Generations Jazz Fest, Nuyorican Tuesdays, George Curry
Ron Scott | 9/1/2016, 3:29 p.m.
Corneil has been playing monthly at the Nuyorican since 1995. The percussion and conga player was a member of the Corso house band, the earlier blazing shrine of salsa. He has played with vocalists Larry Harlow and Joe Bataan, and the pianist Hilton Ruiz.
He was nominated for a Grammy Award (Best Latin Jazz Album, 2010) for “Things I Wanted To Do.” His CD, “Afro Blue Monk” (Chemboro Music, 2012) is a furious combination of African rhythms, blues and Latin Jazz.
The cut “Afro Blue” takes on a somewhat haunting melody with vocals by Ileana Santamaria, Frank Fontaine on clarinet and Elio Villafranca on piano, which transforms into a hip bolero. Special guest trumpeter Jimmy Owens steps out on the title cut, “Blue Monk,” adding a jaunting high fly.
The second Tuesday of every month is Latin Jazz Big Band night, featuring the drummer/percussionist/composer Victor Rendon & Bronx Conexion. The 21-piece big band plays Latin standards and the charts of Count Basie but are there for the ferocious salsa tunes.
The big band hinges on those days when the Allegra All-Stars, Johnny Pacheco and Charlie and Eddie Palmieri was holding court at the Concord Plaza and Hotel Diplomat.
Although most of the musicians have fulltime jobs, they are all professionals who have been a part of noted bands at large. Rendon often invites his music students from Lehman to sit in. He has played with Mongo Santamaria, Chico O’Farrill and Carlos “Patato” Valdés.
Rendon is an instructor at Lehman College in the Bronx, where he co-leads the Latin Jazz Ensemble. Rendon and the big band have appeared at the Nuyorican since 2012.

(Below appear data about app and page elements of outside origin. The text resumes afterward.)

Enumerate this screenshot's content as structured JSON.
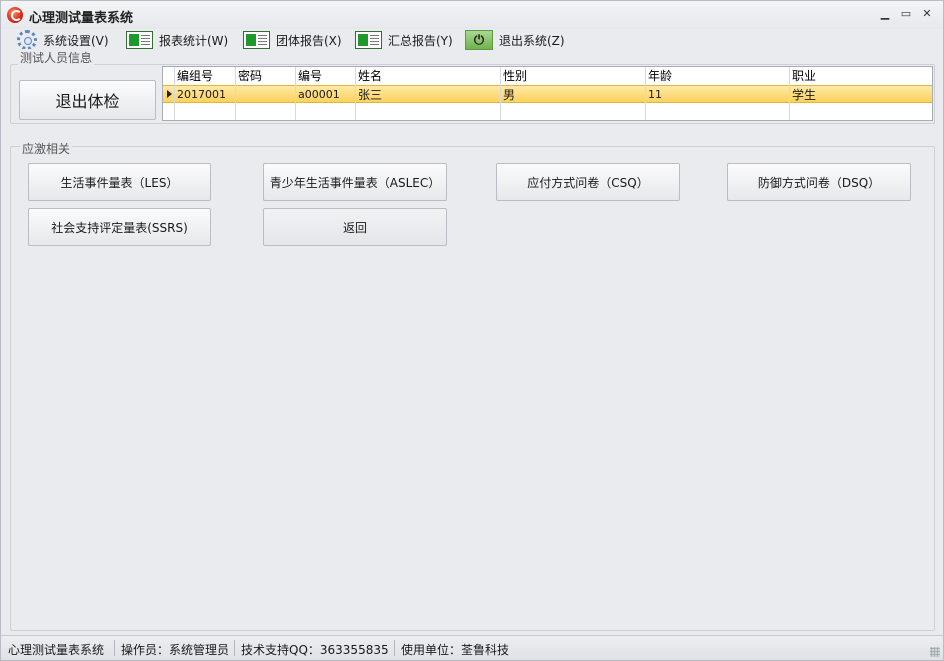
{
  "window": {
    "title": "心理测试量表系统",
    "minimize": "▁",
    "maximize": "▭",
    "close": "✕"
  },
  "menu": [
    {
      "label": "系统设置(V)",
      "icon": "gear-icon"
    },
    {
      "label": "报表统计(W)",
      "icon": "report-icon"
    },
    {
      "label": "团体报告(X)",
      "icon": "report-icon"
    },
    {
      "label": "汇总报告(Y)",
      "icon": "report-icon"
    },
    {
      "label": "退出系统(Z)",
      "icon": "power-icon"
    }
  ],
  "tester_group": {
    "title": "测试人员信息",
    "exit_button": "退出体检"
  },
  "grid": {
    "columns": [
      "编组号",
      "密码",
      "编号",
      "姓名",
      "性别",
      "年龄",
      "职业"
    ],
    "rows": [
      [
        "2017001",
        "",
        "a00001",
        "张三",
        "男",
        "11",
        "学生"
      ]
    ]
  },
  "stress_group": {
    "title": "应激相关",
    "buttons": [
      "生活事件量表（LES）",
      "青少年生活事件量表（ASLEC）",
      "应付方式问卷（CSQ）",
      "防御方式问卷（DSQ）",
      "社会支持评定量表(SSRS)",
      "返回"
    ]
  },
  "status": {
    "app_name": "心理测试量表系统",
    "operator": "操作员：系统管理员",
    "support": "技术支持QQ：363355835",
    "unit": "使用单位：荃鲁科技"
  },
  "colors": {
    "selected_row": "#fcd25e",
    "background": "#e9ebee"
  }
}
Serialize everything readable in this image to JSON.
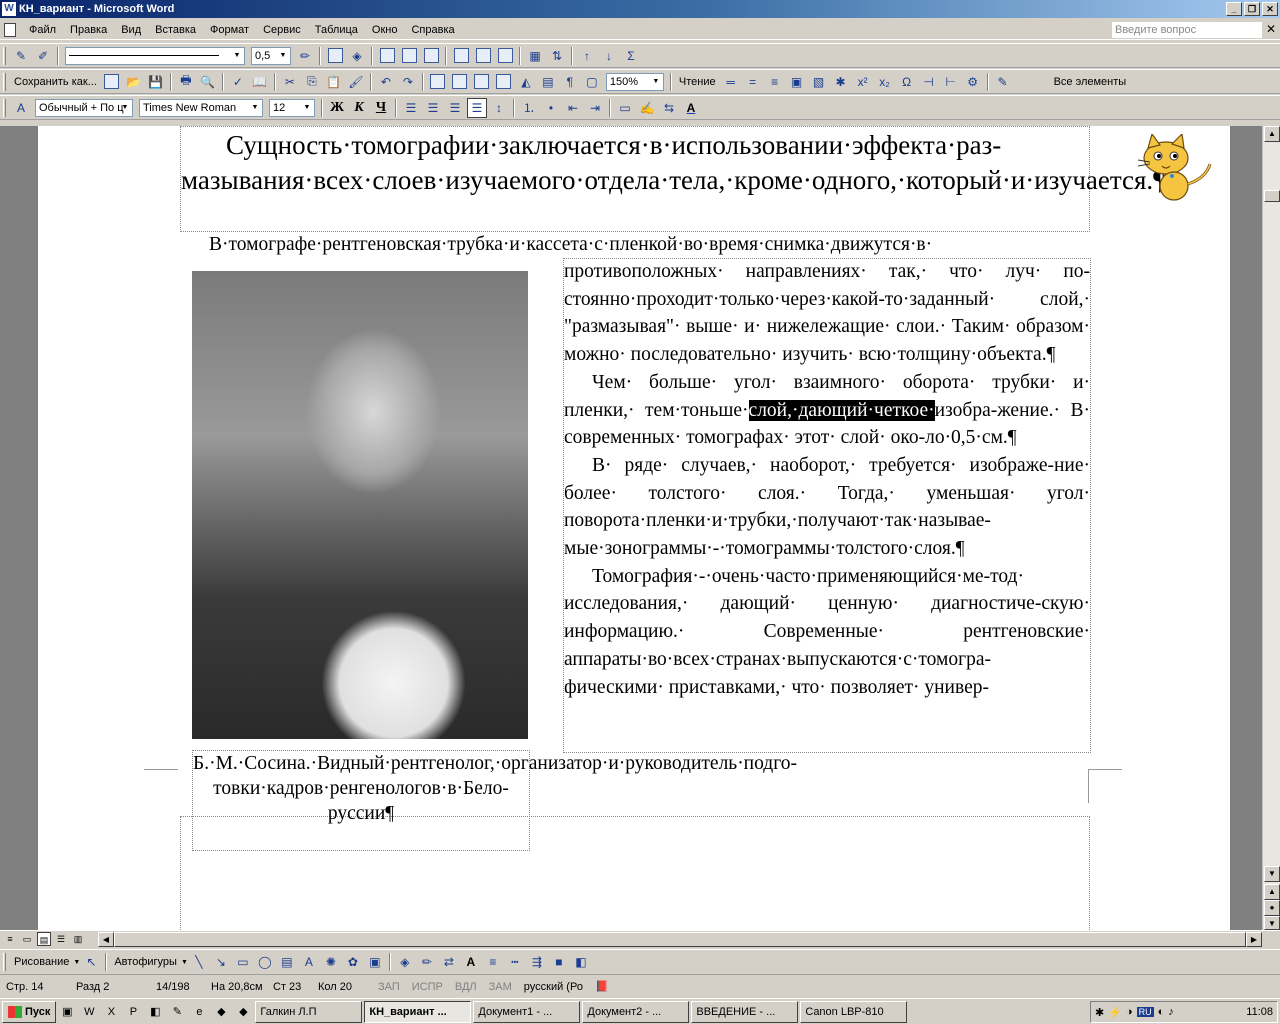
{
  "window": {
    "title": "КН_вариант - Microsoft Word",
    "buttons": {
      "minimize": "_",
      "maximize": "❐",
      "close": "✕"
    }
  },
  "menu": {
    "items": [
      "Файл",
      "Правка",
      "Вид",
      "Вставка",
      "Формат",
      "Сервис",
      "Таблица",
      "Окно",
      "Справка"
    ],
    "ask_placeholder": "Введите вопрос",
    "close": "✕"
  },
  "toolbar1": {
    "line_weight": "0,5",
    "sigma": "Σ"
  },
  "toolbar2": {
    "save_as": "Сохранить как...",
    "zoom": "150%",
    "read": "Чтение",
    "all_elements": "Все элементы",
    "omega": "Ω"
  },
  "toolbar3": {
    "style": "Обычный + По ц",
    "font": "Times New Roman",
    "size": "12",
    "bold": "Ж",
    "italic": "К",
    "underline": "Ч"
  },
  "document": {
    "para1": "Сущность·томографии·заключается·в·использовании·эффекта·раз-мазывания·всех·слоев·изучаемого·отдела·тела,·кроме·одного,·который·и·изучается.¶",
    "para2": "В·томографе·рентгеновская·трубка·и·кассета·с·пленкой·во·время·снимка·движутся·в·",
    "col_p1": "противоположных· направлениях· так,· что· луч· по-стоянно·проходит·только·через·какой-то·заданный· слой,· \"размазывая\"· выше· и· нижележащие· слои.· Таким· образом· можно· последовательно· изучить· всю·толщину·объекта.¶",
    "col_p2_before": "Чем· больше· угол· взаимного· оборота· трубки· и· пленки,· тем·тоньше·",
    "col_p2_highlight": "слой,·дающий·четкое·",
    "col_p2_after": "изобра-жение.· В· современных· томографах· этот· слой· око-ло·0,5·см.¶",
    "col_p3": "В· ряде· случаев,· наоборот,· требуется· изображе-ние· более· толстого· слоя.· Тогда,· уменьшая· угол· поворота·пленки·и·трубки,·получают·так·называе-мые·зонограммы·-·томограммы·толстого·слоя.¶",
    "col_p4": "Томография·-·очень·часто·применяющийся·ме-тод· исследования,· дающий· ценную· диагностиче-скую· информацию.· Современные· рентгеновские· аппараты·во·всех·странах·выпускаются·с·томогра-фическими· приставками,· что· позволяет· универ-",
    "caption": "Б.·М.·Сосина.·Видный·рентгенолог,·организатор·и·руководитель·подго-товки·кадров·ренгенологов·в·Бело-руссии¶"
  },
  "drawbar": {
    "draw": "Рисование",
    "autoshapes": "Автофигуры"
  },
  "status": {
    "page": "Стр. 14",
    "section": "Разд 2",
    "pages": "14/198",
    "at": "На 20,8см",
    "line": "Ст 23",
    "col": "Кол 20",
    "rec": "ЗАП",
    "trk": "ИСПР",
    "ext": "ВДЛ",
    "ovr": "ЗАМ",
    "lang": "русский (Ро"
  },
  "taskbar": {
    "start": "Пуск",
    "tasks": [
      "Галкин Л.П",
      "КН_вариант ...",
      "Документ1 - ...",
      "Документ2 - ...",
      "ВВЕДЕНИЕ - ...",
      "Canon LBP-810"
    ],
    "lang": "RU",
    "clock": "11:08"
  }
}
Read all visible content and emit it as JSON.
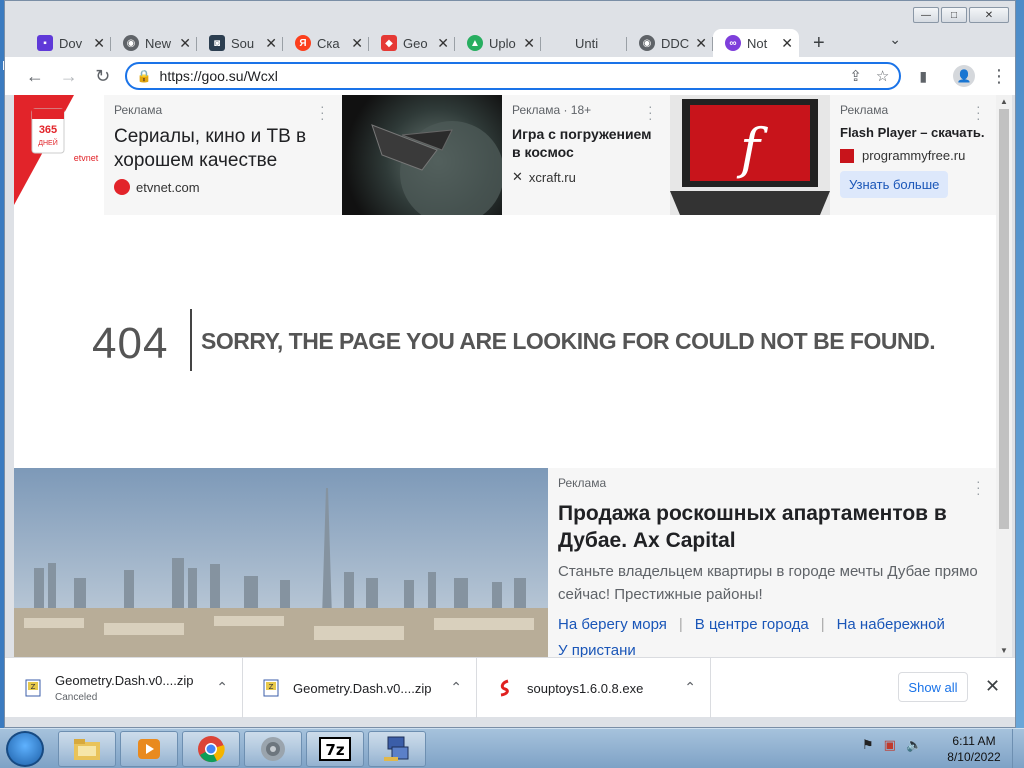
{
  "desktop": {
    "letter": "M"
  },
  "window": {
    "min": "—",
    "max": "□",
    "close": "✕"
  },
  "tabs": [
    {
      "title": "Dov",
      "fav_color": "#5f39d8",
      "fav_glyph": "▪"
    },
    {
      "title": "New",
      "fav_color": "#5f6368",
      "fav_glyph": "◉"
    },
    {
      "title": "Sou",
      "fav_color": "#2c3e50",
      "fav_glyph": "◙"
    },
    {
      "title": "Ска",
      "fav_color": "#fc3f1d",
      "fav_glyph": "Я"
    },
    {
      "title": "Geo",
      "fav_color": "#e53935",
      "fav_glyph": "◆"
    },
    {
      "title": "Uplo",
      "fav_color": "#27ae60",
      "fav_glyph": "▲"
    },
    {
      "title": "Unti",
      "fav_color": "#ffffff",
      "fav_glyph": ""
    },
    {
      "title": "DDC",
      "fav_color": "#5f6368",
      "fav_glyph": "◉"
    },
    {
      "title": "Not",
      "fav_color": "#7e3fdb",
      "fav_glyph": "∞"
    }
  ],
  "tab_close": "✕",
  "new_tab": "+",
  "tab_menu": "⌄",
  "toolbar": {
    "back": "←",
    "forward": "→",
    "reload": "↻",
    "lock": "🔒",
    "url": "https://goo.su/Wcxl",
    "share": "⇪",
    "star": "☆",
    "sidebar": "▮",
    "profile": "👤",
    "menu": "⋮"
  },
  "ads_top": [
    {
      "label": "Реклама",
      "title": "Сериалы, кино и ТВ в хорошем качестве",
      "domain": "etvnet.com",
      "calendar": "365",
      "calendar_sub": "ДНЕЙ",
      "brand": "etvnet"
    },
    {
      "label": "Реклама · 18+",
      "title": "Игра с погружением в космос",
      "domain": "xcraft.ru"
    },
    {
      "label": "Реклама",
      "title": "Flash Player – скачать.",
      "domain": "programmyfree.ru",
      "cta": "Узнать больше"
    }
  ],
  "error": {
    "code": "404",
    "message": "SORRY, THE PAGE YOU ARE LOOKING FOR COULD NOT BE FOUND."
  },
  "big_ad": {
    "label": "Реклама",
    "title": "Продажа роскошных апартаментов в Дубае. Ax Capital",
    "text": "Станьте владельцем квартиры в городе мечты Дубае прямо сейчас! Престижные районы!",
    "links": [
      "На берегу моря",
      "В центре города",
      "На набережной",
      "У пристани"
    ]
  },
  "downloads": [
    {
      "name": "Geometry.Dash.v0....zip",
      "status": "Canceled"
    },
    {
      "name": "Geometry.Dash.v0....zip",
      "status": ""
    },
    {
      "name": "souptoys1.6.0.8.exe",
      "status": ""
    }
  ],
  "downloads_bar": {
    "show_all": "Show all",
    "close": "✕",
    "caret": "⌃"
  },
  "taskbar": {
    "apps": [
      "explorer",
      "media-player",
      "chrome",
      "speaker-app",
      "7zip",
      "network-app"
    ],
    "time": "6:11 AM",
    "date": "8/10/2022"
  }
}
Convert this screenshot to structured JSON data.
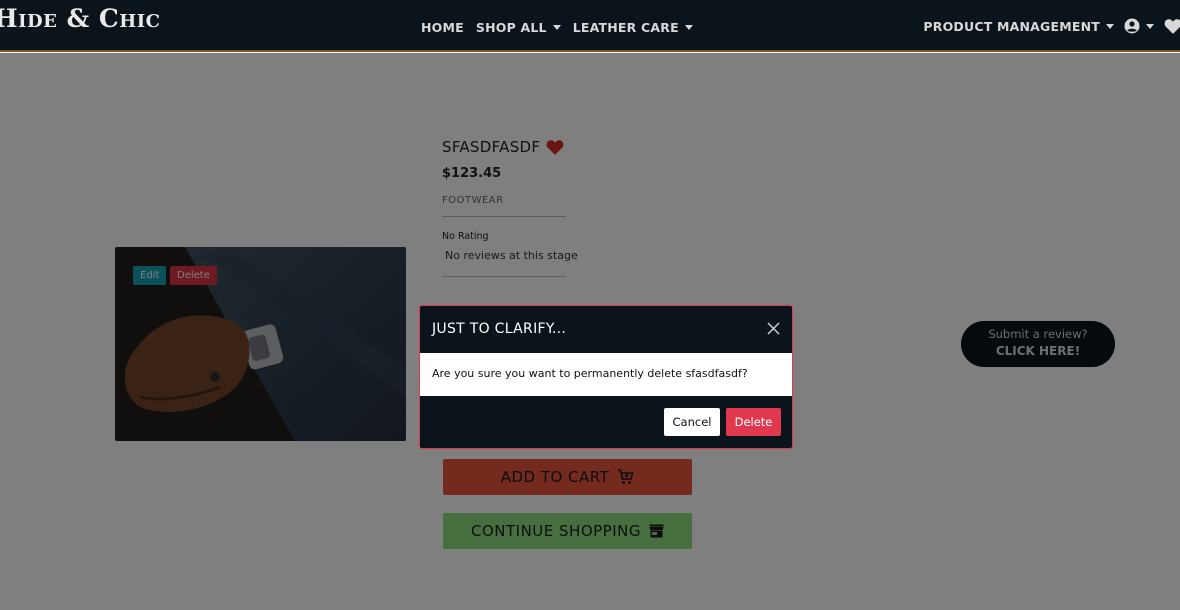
{
  "nav": {
    "brand": "Hide & Chic",
    "home": "HOME",
    "shop_all": "SHOP ALL",
    "leather_care": "LEATHER CARE",
    "product_management": "PRODUCT MANAGEMENT"
  },
  "image_buttons": {
    "edit": "Edit",
    "delete": "Delete"
  },
  "product": {
    "title": "SFASDFASDF",
    "price": "$123.45",
    "category": "FOOTWEAR",
    "rating": "No Rating",
    "reviews": "No reviews at this stage"
  },
  "actions": {
    "add_to_cart": "ADD TO CART",
    "continue_shopping": "CONTINUE SHOPPING"
  },
  "review_cta": {
    "line1": "Submit a review?",
    "line2": "CLICK HERE!"
  },
  "modal": {
    "title": "JUST TO CLARIFY...",
    "message": "Are you sure you want to permanently delete sfasdfasdf?",
    "cancel": "Cancel",
    "delete": "Delete"
  },
  "colors": {
    "nav_bg": "#0b141a",
    "accent_red": "#e0394f",
    "cart": "#e8543a",
    "shop": "#8fdc7f",
    "edit": "#17a2b8",
    "heart": "#d62828"
  }
}
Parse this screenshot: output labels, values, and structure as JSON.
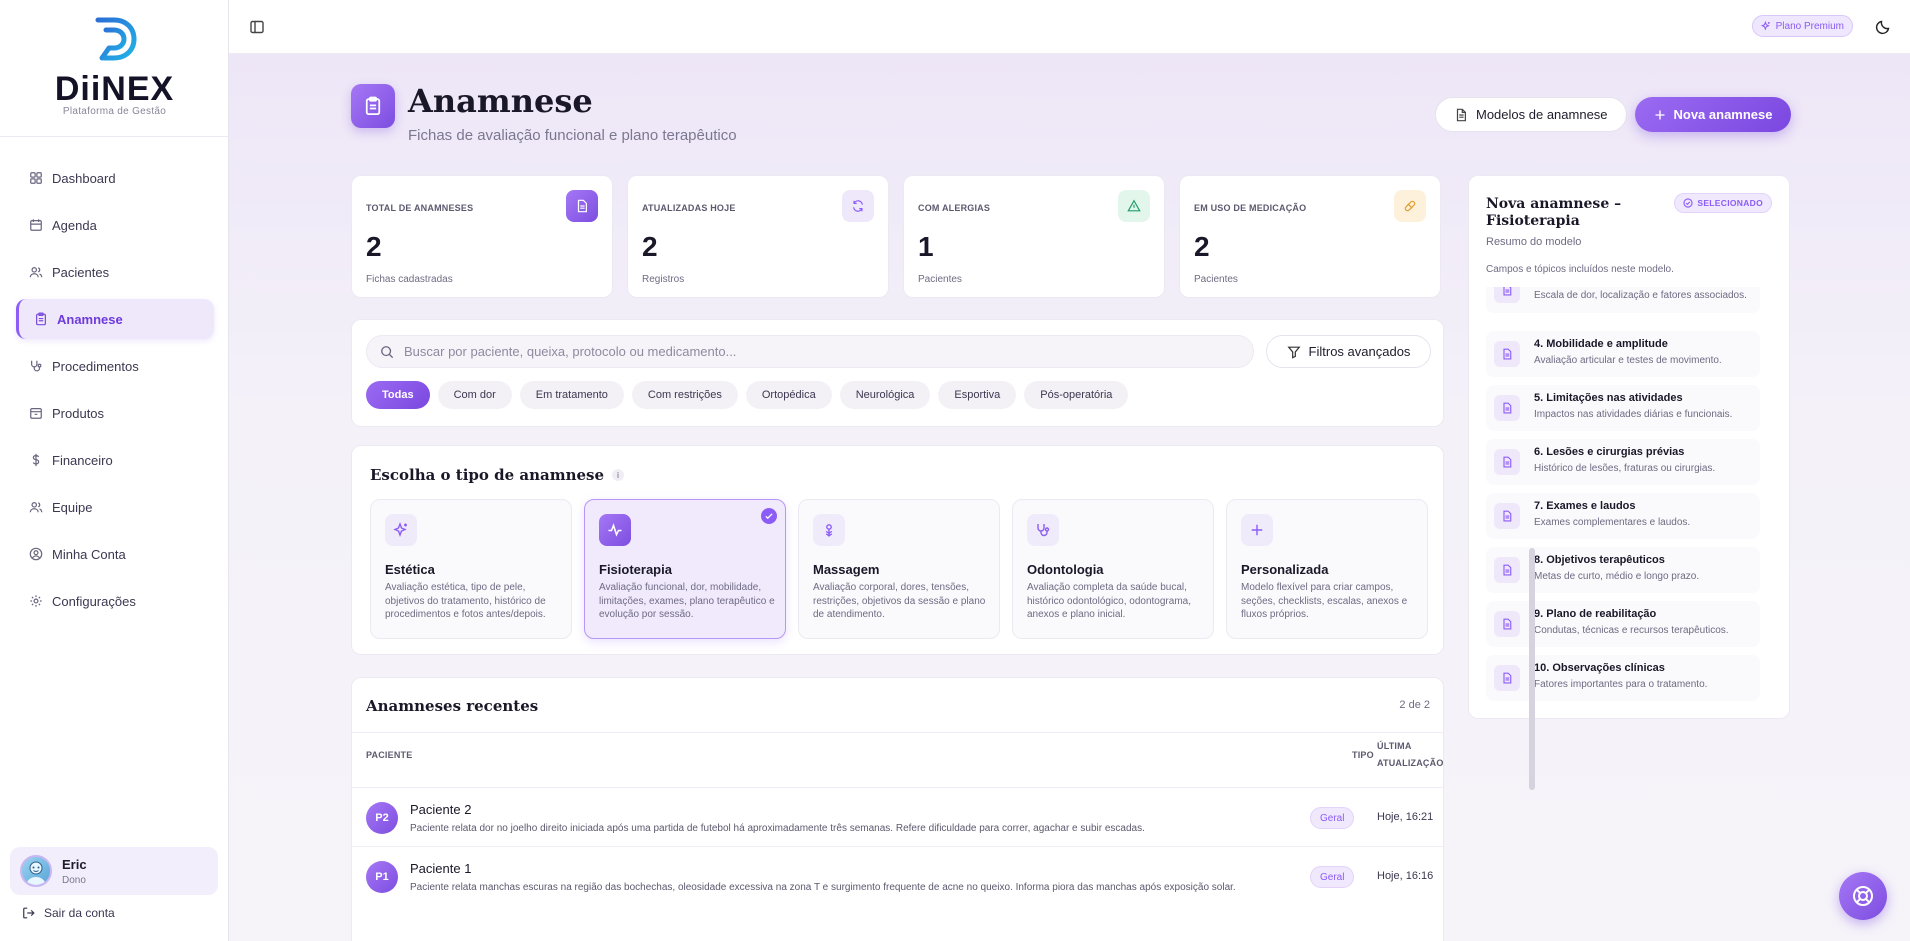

Rendon and the big band recently released their debut CD, “True Flight” (Tortilla Flat Music, 2016).
Corneil is also a member of the band and appears on this recording. This outing includes originals such as Rendon’s “Café Sin Leche” (“Coffee No Milk”) an up-tempo salsa/mambo, and covers such as Bob Marley’s “No Woman, No Cry,” reconstructed into a Latin-tinged swing with melodic drum and conga beats.
Latin music reigns supreme the first and second Tuesday of every month, featuring the Chembo Corniel Quintet and Victor Rendon & Bronx Conexion, respectively. The music begins at 9 p.m. with an admission price of $10 and $7 for students.
Like many, I was extremely shocked and saddened to hear about the journalist and activist George Curry passing Aug. 20 from a heart attack at the age of 69.
He had so many goals he wanted to attain. One of them was resurrecting Emerge magazine, of which he became the editor-in-chief in 1989. I met Curry during our membership in the New York Association of Black Journalists. He was actively involved in the organization and committed to our summer internship program for high school students.
When the activist, novelist and author Ishmael Reed coined the phrase “writin is fightin,” he could have had Curry in mind. Curry was a warrior. His pen was his sword and his computer became his international cellphone to inform America and the world on the issues of Black America.
Curry had the wisdom and courage of the abolitionist, orator and writer Frederick Douglass. He inspired thousands of young writers, including his peers. It is his shared courage that will enable fellow writers to carry the torch that he so gallantly held.